Home / Explore Technology / Android Apps / Google to Flag Apps That Snoop Without Permission

Google to Flag Apps That Snoop Without Permission

Starting at the end of January, Google will warn you about Android apps that collect personal data without users' consent. The alerts will pop up on app store and webpages that lead to the offending apps.

Google Deceptive Ad Warning 2

Google's Safe Browsing team is tamping down on "unwanted and harmful" mobile activity on Android, Google said on Friday. That'll involve more strictly enforcing the company's unwanted software policy, which already demands that app developers be transparent with users when collecting their personal information.

Google will now require apps to show a privacy policy on the device when the software is handling personal data such as phone number or email address. Developers must also be transparent when collecting personal data unrelated to the functionality in the apps they're offering (a weather or battery-saving app that needs access to your phone contacts, for instance).

Related

"Prior to collection and transmission, the app must prominently highlight how the user data will be used and have the user provide affirmative consent for such use," Google said.

Those who don't adhere to these policies will have to deal with Google warnings that pop up when users go to download their apps, as part of Google Play Protect.

This new policy applies to any data gathering, including when an app is compiling analytics or a crash report to improve the software's performance. It also applies to apps on Google Play and other third-party stores.

Read more

Check Also

PUBG juggernaut hits 400 million users, and for a limited time, players can get the PC version for $19.99

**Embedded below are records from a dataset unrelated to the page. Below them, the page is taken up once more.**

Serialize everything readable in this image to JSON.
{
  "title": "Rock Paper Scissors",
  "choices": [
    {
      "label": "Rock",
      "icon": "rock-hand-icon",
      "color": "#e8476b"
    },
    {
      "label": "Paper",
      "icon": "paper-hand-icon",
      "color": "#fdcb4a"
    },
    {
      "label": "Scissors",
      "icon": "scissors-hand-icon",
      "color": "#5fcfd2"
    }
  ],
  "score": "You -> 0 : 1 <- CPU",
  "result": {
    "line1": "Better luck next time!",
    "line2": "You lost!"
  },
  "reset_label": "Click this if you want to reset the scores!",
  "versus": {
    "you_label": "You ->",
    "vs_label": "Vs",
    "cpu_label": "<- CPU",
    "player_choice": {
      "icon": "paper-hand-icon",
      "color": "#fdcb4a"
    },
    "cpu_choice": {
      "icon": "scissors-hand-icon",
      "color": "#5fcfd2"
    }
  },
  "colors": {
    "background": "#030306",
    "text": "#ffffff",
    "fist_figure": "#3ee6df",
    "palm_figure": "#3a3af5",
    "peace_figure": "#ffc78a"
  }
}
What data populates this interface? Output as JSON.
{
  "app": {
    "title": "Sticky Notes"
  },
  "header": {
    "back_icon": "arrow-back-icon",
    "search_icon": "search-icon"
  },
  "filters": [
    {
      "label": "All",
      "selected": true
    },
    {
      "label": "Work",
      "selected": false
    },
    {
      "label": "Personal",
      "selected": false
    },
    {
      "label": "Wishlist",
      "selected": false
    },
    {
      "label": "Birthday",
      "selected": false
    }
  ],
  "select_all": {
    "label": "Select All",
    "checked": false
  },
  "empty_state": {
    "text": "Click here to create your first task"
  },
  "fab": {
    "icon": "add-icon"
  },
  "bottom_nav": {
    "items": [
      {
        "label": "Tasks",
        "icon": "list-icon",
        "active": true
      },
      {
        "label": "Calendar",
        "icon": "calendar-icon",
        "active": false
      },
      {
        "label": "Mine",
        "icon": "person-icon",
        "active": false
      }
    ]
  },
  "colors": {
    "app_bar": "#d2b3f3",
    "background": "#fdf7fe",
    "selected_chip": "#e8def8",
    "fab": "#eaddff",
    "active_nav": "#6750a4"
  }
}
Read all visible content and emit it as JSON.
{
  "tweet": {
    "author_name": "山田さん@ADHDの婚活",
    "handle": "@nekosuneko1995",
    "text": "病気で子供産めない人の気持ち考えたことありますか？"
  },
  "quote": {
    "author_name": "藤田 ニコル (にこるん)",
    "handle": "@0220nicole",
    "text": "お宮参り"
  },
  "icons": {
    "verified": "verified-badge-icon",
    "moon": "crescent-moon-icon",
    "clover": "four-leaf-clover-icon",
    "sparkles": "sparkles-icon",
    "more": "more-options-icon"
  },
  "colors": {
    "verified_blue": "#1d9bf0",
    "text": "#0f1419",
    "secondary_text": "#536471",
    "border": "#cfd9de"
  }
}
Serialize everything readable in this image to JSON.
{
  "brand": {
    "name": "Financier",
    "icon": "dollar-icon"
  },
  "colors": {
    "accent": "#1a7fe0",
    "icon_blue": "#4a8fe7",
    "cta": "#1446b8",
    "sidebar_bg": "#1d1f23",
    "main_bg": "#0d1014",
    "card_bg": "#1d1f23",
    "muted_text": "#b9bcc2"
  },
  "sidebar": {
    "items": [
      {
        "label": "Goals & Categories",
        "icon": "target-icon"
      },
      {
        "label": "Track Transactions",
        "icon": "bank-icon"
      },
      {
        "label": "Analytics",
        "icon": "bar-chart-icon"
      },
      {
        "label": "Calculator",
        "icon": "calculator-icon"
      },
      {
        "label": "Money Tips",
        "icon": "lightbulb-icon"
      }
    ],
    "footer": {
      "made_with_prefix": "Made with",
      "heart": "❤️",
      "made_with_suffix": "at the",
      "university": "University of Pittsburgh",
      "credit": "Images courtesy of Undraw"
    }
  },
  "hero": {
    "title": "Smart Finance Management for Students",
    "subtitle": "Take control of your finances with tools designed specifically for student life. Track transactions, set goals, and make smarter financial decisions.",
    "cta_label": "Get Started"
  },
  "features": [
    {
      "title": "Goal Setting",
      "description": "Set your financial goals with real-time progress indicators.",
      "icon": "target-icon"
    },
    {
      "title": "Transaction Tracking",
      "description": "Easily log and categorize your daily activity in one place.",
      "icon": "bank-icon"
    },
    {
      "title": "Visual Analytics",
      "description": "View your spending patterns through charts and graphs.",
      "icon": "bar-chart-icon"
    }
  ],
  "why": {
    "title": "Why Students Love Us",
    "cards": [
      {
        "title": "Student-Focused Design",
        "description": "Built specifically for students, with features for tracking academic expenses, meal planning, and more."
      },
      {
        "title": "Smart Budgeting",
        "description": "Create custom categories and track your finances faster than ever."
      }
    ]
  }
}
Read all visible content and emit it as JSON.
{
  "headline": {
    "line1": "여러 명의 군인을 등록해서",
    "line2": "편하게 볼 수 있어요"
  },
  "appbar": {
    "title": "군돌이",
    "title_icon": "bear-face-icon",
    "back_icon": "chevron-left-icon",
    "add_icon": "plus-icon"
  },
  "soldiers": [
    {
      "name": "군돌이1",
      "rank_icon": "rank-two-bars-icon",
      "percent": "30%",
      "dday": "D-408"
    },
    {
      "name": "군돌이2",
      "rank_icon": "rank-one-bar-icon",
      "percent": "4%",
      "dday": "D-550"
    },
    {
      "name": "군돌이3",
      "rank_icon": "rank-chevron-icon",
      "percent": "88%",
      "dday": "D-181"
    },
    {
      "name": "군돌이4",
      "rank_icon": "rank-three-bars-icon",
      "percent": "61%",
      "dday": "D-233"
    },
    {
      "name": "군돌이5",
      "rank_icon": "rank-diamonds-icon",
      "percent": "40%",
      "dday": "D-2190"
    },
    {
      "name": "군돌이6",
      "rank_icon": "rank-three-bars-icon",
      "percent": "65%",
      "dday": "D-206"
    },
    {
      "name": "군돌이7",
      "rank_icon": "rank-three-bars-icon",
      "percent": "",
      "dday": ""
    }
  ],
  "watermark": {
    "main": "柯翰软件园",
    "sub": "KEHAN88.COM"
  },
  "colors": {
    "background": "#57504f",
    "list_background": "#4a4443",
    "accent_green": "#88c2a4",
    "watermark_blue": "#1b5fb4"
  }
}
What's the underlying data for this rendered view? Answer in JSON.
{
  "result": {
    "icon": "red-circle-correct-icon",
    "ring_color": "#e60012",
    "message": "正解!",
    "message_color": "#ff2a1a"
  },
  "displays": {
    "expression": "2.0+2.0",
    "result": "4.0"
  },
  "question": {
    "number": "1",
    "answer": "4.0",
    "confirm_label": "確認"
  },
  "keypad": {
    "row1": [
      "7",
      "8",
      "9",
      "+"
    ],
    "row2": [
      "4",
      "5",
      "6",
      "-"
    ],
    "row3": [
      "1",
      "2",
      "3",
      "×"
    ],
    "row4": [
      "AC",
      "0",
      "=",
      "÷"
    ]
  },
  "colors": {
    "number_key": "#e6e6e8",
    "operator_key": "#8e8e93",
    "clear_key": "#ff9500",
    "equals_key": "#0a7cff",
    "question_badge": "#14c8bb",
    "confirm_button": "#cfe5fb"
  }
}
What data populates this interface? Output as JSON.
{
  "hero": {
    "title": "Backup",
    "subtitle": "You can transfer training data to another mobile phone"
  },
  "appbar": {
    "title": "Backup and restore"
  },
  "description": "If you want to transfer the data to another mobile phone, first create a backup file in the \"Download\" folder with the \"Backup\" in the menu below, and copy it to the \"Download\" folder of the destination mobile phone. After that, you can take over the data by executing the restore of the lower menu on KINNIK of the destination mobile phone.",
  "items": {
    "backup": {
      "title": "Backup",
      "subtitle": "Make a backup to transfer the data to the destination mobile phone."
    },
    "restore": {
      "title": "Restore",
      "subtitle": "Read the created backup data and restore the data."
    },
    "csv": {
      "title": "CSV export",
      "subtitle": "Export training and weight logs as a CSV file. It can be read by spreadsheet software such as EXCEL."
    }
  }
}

Player Unknown’s Battlegrounds, the progenitor and once-reigning champion of last-player-standing battle royale gaming that’s swept the video game world by storm, has hit over 400 million players globally across all platforms. As a perk and potential sop to bring new players to its personal computing platform, PUBG is offering the full version of its full throttle game for $19.99 — a 33.33% cut from the game’s regular price. The offer includes classic maps Erangel and Miramar and the all-new Sanhok, launching on June 22, according to a statement from the company. PUBG has already moved 50 million units of its game across PC and Xbox One consoles and has hit 87 million daily players. Roughly 227 million players engage in PUBG’s particular murder-death-kill competition every month. “We are genuinely humbled by the ongoing success and growth of PUBG,” said CH Kim, CEO, PUBG Corp. “We are not resting on our laurels though, as we continue to focus on performance and content updates for current players to enjoy, and look to our future as we aspire to deliver the signature PUBG experience to fans worldwide.” While PUBG’s rise has been swift, hitting the 400 million figure in a little over six months since its worldwide release (and over 15 months since its early access release), the game’s publisher has been beset with competitors nipping at its heels. Already, the game has been toppled from the top slot by the new player on the battle royale block — Fortnite. In April alone, Fortnite pulled in $296 million for its own last-avatar-standing game — and the game’s popularity likely will only grow once the title takes its bow on the Android gaming platform later this month. PUBG, the company, and its parent company, Bluehole, aren’t taking the competition lying down. They’ve taken Fortnite’s creators to court, filing a suit against Epic Games over copyright infringement concerns. As we reported earlier, the South Korean suit, noted by The Korea Times, takes particular issue with Fortnite’s battle royale mode. PUBG leadership declined to comment on the lawsuit.

Leave a Reply

Your email address will not be published. Required fields are marked *

This site uses Akismet to reduce spam. Learn how your comment data is processed.

Disclaimer: Trading in bitcoins or other digital currencies carries a high level of risk and can result in the total loss of the invested capital. theonlinetech.org does not provide investment advice, but only reflects its own opinion. Please ensure that if you trade or invest in bitcoins or other digital currencies (for example, investing in cloud mining services) you fully understand the risks involved! Please also note that some external links are affiliate links.